Radio frequency emissions from hydrogen atoms fall nominally at 1420 MHz, but because of the expansion of the universe which creates a Doppler shift of spectral line emissions, astronomers observe hydrogen emissions at frequencies lower than this, as well. The farther away a hydrogen atom is, the greater the Doppler shift of its emissions and the greater the shift towards lower frequencies. It turns out that when astronomers look at hydrogen emissions around 600 MHz, they are looking at a distance of about 8x1022 km, and when the speed of light is factored in, this means that these emissions are about 9.5 billion years old.
Dr. Clegg indicated in his talk that radio astronomers appreciate the efforts of the broadcast industry in coordinating possible interference mitigation due to adjacent-channel TV stations. Some other interesting facts presented by Dr. Clegg include the following:
* The science of radio astronomy was discovered by accident back in the 1930’s when a Bell Laboratories engineer, Karl Jansky, was trying to identify sources of interference to long-distance wireless telephone circuits. Using the rotatable antenna shown at right, Jansky identified three sources of interference: local lightning storms, the aggregate of distant lightning storms, and a persistent but variable source that came and went on a slightly-less-than daily rate. When Jansky plotted the direction of this variable interference, it coincided with the plane of our Milky Way galaxy. Observations over several months in 1932-1933 confirmed the result, and radio astronomy was born.
* While Jansky’s result was of academic interest, there was no commercial reason to pursue further observation, and the “science” of radio astronomy languished – even astronomers didn’t follow up. Grote Reber, an amateur radio operator and an employee of a radio company, had read about Jansky’s discovery, and, beginning in 1937, took it upon himself to further investigate the nature of cosmic radio emissions, purely as a personal effort.
* Jansky and Reber’s observations were only the “tip of the iceberg” as they were able to detect only the very strongest astronomical radio emissions. The bulk of radio astronomy observing deals with much, much weaker emissions.
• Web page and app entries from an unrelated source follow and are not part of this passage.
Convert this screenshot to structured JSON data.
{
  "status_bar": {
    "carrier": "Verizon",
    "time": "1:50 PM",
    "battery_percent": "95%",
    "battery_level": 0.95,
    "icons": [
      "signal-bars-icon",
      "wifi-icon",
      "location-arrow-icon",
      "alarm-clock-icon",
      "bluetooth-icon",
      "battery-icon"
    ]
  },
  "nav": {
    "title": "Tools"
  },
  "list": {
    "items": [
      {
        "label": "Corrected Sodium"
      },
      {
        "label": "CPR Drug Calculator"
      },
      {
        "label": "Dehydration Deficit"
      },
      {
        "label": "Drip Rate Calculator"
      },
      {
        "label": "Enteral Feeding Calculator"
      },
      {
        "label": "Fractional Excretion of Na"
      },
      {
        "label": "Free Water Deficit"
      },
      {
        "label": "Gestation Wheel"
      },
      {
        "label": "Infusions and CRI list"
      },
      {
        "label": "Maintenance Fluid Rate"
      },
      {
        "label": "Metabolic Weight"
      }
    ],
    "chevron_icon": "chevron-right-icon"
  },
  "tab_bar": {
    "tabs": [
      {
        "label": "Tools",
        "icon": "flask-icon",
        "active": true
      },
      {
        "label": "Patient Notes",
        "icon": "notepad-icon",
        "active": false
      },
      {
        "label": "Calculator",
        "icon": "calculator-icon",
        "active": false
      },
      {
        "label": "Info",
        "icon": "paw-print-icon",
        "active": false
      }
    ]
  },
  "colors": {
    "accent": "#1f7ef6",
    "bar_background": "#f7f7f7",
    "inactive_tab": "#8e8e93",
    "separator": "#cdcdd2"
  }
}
In honor of Karl Jansky, the basic unit of radio astronomy signal strength is the jansky (Jy) = 10-26W/m2/Hz. A 1 Jy signal is equivalent to -176 dBm received signal strength for a 6 MHz bandwidth TV channel, using a 0 dBi receive antenna (-46 dBµV/m). Signals a million times weaker (1 µJy) are routinely observed and studied, corresponding to a -236 dBm TV signal. As a result, radio telescopes are extremely sensitive to RF interference (RFI) from adjacent channels.* Radio telescopes measure the amount of radio power coming from a source by using very careful differential noise measurements (on-source vs. off-source). This is necessary because system noise, even when using cryogenically cooled receivers, often dominates the total noise power. The accuracy of differential noise measurements (assuming Gaussian statistics) improves with the square root of the product of the observing bandwidth and the averaging time. Therefore, most radio astronomical observing makes use of the widest bandwidth and longest possible observing time. Bandwidth is often limited only by RFI, feed horn response, or other fundamental limitations.
Additional information on the International Year of Astronomy is available on the Internet at www.astronomy2009.org.